Amit had a magical childhood in the kibbutz. She shared about it with a big smile with dimples:
"We had no property - the property was the land, the tractors, the work, the creation and going on Shabbat to pick mushrooms or to the pool."
When her parents were forty years old, they decided to leave the kibbutz as a family. As ‘kibbutzniks’ who worked all their lives within the kibbutz system where all property is shared, they had to leave without any savings, pension or money in their wallets.
Although she was still a child, Amit remembers this moment as decisive in her life as well. Something about the courage of this decision had a huge impact on her -
"My entrepreneurial spirit came from seeing my two parents who didn’t give up on a dream against all odds, with a strong statement: stars don't just line up, you align the stars. They taught me my first lesson in entrepreneurship."
They moved to a moshav, and Amit encountered for the first time completely different values and a way of looking at things from what she grew up on. Today, with a family of her own, she still lives in a moshav and considers herself a "moshavnik," but her childhood in the kibbutz still has a place of honor in the way she looks at life and orients herself within it – that same scale of values that was burned into her consciousness and created a great clarity within her of who she is, and what she wants from her company and her team. This clear observation is an advantage for her today as an entrepreneur, it’s her north star.
The courage to embark on a new path
"By virtue of the fact that you only live once, I don't want to wake up every morning not feeling in love, neither with my husband nor with my life nor with my hobbies - I never understood this concept of waiting for vesting."
- This doesn’t mean living as if there is no tomorrow, spending all of our money without planning ahead, or staying in a place where we are suffering, but rather figuring out how to enjoy the journey, every interaction, and every step of our way. It's a muscle we can strengthen in ourselves - maybe the most important one.
A few years ago, Amit faced a test to this belief, when she had to make a difficult but necessary choice for her happiness. She found herself divorcing with two little kids, and shared that from her point of view, divorce is a bit like entrepreneurship; Both situations evoke questions and complex struggles, feels 'against all odds' - there are so many reasons why not to do it, and yet - that same inner center led her to the same gut answer - you only live once.

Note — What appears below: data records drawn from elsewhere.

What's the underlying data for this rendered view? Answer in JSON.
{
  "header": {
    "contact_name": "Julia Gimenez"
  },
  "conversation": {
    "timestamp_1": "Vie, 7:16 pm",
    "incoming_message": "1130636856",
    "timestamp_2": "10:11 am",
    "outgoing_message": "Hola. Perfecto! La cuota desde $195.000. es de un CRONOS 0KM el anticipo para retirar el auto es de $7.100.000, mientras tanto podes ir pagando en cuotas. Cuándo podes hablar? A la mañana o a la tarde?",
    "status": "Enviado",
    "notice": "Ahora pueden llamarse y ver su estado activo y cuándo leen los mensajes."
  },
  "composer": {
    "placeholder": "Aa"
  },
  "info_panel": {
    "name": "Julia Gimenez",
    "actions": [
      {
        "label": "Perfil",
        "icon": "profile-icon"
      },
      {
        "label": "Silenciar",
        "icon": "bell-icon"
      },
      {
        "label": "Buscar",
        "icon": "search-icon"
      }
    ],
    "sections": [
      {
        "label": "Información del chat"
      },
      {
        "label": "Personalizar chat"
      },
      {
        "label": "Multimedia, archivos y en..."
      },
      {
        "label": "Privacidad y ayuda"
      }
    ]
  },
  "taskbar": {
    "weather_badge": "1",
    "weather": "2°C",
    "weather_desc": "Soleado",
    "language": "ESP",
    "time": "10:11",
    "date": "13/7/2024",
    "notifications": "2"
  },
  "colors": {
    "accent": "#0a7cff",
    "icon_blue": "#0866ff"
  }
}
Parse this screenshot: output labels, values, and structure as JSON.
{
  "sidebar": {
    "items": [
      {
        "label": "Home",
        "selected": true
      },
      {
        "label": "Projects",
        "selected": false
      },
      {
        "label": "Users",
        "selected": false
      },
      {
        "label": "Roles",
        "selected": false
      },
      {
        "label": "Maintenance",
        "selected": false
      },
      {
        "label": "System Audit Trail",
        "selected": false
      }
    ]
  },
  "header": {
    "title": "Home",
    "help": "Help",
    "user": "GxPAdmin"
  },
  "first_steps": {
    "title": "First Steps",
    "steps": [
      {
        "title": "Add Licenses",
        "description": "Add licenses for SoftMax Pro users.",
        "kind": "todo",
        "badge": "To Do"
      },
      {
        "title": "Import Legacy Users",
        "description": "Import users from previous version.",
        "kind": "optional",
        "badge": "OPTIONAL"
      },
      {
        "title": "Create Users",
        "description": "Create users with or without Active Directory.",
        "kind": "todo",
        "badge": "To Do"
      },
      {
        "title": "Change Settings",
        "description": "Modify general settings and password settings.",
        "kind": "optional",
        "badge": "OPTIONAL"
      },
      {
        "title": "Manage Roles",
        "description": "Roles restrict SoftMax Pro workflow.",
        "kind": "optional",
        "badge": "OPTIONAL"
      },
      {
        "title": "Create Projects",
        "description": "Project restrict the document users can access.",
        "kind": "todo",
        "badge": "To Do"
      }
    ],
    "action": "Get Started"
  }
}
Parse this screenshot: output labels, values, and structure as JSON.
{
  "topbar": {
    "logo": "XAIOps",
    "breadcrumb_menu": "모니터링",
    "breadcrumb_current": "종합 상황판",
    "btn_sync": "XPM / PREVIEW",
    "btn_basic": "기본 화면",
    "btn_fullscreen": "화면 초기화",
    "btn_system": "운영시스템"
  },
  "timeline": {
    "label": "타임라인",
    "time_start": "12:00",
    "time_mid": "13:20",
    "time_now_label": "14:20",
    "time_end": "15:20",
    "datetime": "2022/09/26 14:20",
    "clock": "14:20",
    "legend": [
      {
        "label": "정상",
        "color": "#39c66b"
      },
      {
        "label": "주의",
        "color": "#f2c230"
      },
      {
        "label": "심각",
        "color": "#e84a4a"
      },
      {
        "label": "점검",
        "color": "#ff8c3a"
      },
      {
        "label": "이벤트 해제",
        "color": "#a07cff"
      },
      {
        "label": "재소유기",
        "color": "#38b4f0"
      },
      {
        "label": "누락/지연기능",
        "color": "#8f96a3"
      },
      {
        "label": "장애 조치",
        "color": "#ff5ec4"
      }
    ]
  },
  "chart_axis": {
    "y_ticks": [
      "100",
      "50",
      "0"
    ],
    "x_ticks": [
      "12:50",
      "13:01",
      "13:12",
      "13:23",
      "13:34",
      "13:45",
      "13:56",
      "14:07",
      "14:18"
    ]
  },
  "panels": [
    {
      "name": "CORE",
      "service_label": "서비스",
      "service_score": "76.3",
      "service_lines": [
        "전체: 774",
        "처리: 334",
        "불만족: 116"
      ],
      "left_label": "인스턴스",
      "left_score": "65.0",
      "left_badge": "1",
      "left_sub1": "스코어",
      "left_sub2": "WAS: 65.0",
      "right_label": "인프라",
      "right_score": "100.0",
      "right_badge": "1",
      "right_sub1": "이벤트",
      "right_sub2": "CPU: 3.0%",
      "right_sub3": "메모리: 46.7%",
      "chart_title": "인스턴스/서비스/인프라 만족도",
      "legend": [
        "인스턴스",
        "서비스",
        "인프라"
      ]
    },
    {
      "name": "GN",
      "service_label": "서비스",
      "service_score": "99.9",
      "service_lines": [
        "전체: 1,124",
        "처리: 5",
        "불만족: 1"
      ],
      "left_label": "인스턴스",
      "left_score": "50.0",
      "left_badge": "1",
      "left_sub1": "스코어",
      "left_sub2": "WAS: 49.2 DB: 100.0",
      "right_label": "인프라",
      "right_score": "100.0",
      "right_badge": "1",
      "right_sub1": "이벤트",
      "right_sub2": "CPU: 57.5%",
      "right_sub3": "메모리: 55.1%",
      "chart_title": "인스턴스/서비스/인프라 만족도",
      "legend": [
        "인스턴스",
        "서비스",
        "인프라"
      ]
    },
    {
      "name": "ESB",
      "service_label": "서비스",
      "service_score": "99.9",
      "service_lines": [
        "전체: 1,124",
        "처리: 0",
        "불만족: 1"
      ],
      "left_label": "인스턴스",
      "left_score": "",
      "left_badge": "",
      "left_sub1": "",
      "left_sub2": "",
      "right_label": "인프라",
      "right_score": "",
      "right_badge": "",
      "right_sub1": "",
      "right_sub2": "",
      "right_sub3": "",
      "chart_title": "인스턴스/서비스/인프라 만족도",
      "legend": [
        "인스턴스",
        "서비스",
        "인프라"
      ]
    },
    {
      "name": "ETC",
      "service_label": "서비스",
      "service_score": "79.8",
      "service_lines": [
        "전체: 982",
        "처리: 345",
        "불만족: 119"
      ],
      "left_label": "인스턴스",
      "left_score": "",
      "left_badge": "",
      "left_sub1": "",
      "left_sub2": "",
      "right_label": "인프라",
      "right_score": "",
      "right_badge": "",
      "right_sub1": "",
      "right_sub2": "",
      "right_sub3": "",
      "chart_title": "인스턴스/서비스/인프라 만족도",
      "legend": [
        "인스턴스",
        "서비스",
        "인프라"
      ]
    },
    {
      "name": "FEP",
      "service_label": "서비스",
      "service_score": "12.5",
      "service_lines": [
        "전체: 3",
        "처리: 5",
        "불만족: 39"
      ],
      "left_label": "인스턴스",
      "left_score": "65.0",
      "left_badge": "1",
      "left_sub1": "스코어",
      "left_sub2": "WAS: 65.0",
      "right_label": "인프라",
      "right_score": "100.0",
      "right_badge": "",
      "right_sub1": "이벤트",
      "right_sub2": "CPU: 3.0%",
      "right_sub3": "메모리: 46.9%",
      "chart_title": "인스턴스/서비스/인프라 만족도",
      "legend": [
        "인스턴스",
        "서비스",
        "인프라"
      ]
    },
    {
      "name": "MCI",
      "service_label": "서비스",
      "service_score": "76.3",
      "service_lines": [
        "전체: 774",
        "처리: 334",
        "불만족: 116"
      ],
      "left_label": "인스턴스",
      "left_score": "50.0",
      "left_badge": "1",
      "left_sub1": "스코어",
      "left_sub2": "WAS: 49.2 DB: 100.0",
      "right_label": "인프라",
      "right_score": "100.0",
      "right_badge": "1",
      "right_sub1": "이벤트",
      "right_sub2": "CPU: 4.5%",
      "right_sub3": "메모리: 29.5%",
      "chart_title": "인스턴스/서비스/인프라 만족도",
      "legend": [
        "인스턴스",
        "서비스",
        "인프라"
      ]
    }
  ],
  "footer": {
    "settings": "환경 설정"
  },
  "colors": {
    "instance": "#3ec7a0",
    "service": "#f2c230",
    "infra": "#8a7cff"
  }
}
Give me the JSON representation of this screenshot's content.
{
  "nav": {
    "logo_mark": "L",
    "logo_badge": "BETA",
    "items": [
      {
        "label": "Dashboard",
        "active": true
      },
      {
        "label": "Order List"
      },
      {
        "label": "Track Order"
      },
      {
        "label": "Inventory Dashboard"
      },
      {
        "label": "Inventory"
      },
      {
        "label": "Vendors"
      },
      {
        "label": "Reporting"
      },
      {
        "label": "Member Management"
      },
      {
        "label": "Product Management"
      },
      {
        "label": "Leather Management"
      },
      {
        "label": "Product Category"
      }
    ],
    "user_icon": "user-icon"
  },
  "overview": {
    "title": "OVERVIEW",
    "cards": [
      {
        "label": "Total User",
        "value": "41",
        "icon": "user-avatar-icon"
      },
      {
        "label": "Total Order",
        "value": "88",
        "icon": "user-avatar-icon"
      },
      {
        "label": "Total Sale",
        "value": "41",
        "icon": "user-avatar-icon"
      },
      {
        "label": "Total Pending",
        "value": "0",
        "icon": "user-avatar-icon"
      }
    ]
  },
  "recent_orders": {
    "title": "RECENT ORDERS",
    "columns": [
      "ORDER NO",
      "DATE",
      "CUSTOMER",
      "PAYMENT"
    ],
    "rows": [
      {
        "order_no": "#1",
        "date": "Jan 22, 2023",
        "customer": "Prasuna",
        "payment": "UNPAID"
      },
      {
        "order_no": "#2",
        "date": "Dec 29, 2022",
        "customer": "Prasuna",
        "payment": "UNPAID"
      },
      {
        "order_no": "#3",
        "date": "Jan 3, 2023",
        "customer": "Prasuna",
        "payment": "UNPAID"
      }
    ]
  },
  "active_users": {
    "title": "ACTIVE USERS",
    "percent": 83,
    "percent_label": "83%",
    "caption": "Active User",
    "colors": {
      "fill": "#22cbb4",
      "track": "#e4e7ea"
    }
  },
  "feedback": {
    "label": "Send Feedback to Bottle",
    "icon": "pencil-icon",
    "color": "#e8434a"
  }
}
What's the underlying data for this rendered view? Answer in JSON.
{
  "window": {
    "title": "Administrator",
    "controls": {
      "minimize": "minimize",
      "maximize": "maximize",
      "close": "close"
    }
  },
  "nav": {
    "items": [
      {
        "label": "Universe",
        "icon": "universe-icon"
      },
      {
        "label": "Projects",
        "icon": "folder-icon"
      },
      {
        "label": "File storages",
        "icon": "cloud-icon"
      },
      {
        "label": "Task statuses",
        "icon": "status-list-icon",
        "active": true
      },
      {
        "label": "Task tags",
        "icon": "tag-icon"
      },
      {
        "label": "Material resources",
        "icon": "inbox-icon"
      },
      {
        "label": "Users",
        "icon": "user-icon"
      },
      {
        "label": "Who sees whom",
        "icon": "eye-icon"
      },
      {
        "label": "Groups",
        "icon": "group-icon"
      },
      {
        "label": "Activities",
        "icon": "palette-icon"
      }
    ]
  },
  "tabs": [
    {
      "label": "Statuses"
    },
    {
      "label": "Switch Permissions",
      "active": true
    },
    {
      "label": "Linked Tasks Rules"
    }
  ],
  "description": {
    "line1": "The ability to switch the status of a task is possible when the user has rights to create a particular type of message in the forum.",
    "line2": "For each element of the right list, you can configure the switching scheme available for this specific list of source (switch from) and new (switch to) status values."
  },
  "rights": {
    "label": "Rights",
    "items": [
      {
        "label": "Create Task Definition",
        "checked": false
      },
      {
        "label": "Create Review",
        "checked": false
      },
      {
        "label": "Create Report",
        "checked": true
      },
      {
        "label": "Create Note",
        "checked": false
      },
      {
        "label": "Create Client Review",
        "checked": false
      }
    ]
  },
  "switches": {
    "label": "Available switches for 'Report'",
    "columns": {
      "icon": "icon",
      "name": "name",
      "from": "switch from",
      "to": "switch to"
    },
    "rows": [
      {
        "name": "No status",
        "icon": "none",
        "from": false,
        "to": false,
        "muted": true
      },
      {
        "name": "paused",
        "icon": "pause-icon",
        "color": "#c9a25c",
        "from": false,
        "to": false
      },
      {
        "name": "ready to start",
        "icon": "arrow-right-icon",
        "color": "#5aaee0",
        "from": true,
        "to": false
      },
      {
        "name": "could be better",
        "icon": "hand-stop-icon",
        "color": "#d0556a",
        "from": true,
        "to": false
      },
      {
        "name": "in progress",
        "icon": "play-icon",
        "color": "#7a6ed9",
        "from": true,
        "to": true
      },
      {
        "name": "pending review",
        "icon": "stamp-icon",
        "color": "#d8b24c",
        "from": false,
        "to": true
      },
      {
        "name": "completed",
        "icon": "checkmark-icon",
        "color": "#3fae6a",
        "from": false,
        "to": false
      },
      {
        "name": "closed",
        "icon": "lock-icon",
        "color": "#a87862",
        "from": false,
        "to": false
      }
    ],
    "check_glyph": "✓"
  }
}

"This is perhaps the most difficult challenge I have ever faced in my life, but I chose this difficulty so that I could be happy, because I believe that my kids will be happier, better people, and more educated if they’ll see a mother who laughs, who is happy, who fulfills herself and doesn’t put herself at the bottom of the list of priorities."
If she doesn't want a future of unfulfillment for her kids, why should she live like that herself?
That decision paid off when she later met her now husband Yoni, and found the happiness for which she embarked on this complex journey in the first place. Today she talks about that difficult time period with a huge smile and sparkling eyes.
I (Gali) also strongly believe in the saying - 'If mom isn’t happy, no one is happy'. If we don’t nourish ourselves physically, emotionally and mentally, it will be very difficult for us to give, and as a parent our job is to give. It’s also our responsibility as parents to give and fulfill ourselves as well, and in the end - this is also what our kids will see and learn to do themselves as adults.
Amit added a wonderful sentence:
"I'm not afraid to show my kids when I'm really happy, and also when I'm really sad. They can see me crying in the living room and saying that I had a hard day, because I want to teach them that it's okay to experience difficulty and it's okay to cry, not just to be happy."
Being a mom entrepreneur is a very complex position to be in - it brings many dilemmas and prices, like everything in life. The question is how much we prioritize the choice over the prices, and understand where our choices will take us -
"to understand what I want, and what is sacred to me".
The same strategic thinking also led to found Compete, when on her maternity leave she had more time to think -
"I thought to myself - let's create a solution for something. Let's create something bigger, stronger, bolder, with more ‘Chutzpah’. Because even though I was in my comfort zone - I didn't wake up feeling in love."
And with the full support of her husband Yoni, she resigned from her comfortable job and set out on her entrepreneurial path, even though she didn't know yet exactly what she would do next.
She got inspiration during Shabbat walks and runs that helped her clear her head, and when she finally had her eureka moment, she called to consult with colleagues, and within two months decided to launch.
"I had audacity because there was still nothing ready, but at dinner I came to Yoni and told him about it. He quit his job right away, and that's how we got started as a Bootstrap company."
That's the beauty of entrepreneurship - you never have all the answers, you learn as you go. The decision to found a startup as a couple is also a dilemma and there’s no one right answer -
"I won't say that there’s no stress and that it’s not tough - I will say that the easiest thing that has happened to me in my life is being a couple with Yoni, and because of this, founding a startup with him is the easiest thing that exists in Compete for me."
If there’s an answer, it’s that there’s not one correct answer - whether it’s in choosing your co-founder, founding a startup or creating the family of your dreams. Everyone has to find the right balance between career, home and family - only you can know what’s right for you. The main thing is that we’ll stay aware of the prices we pay and still choose our way with open eyes.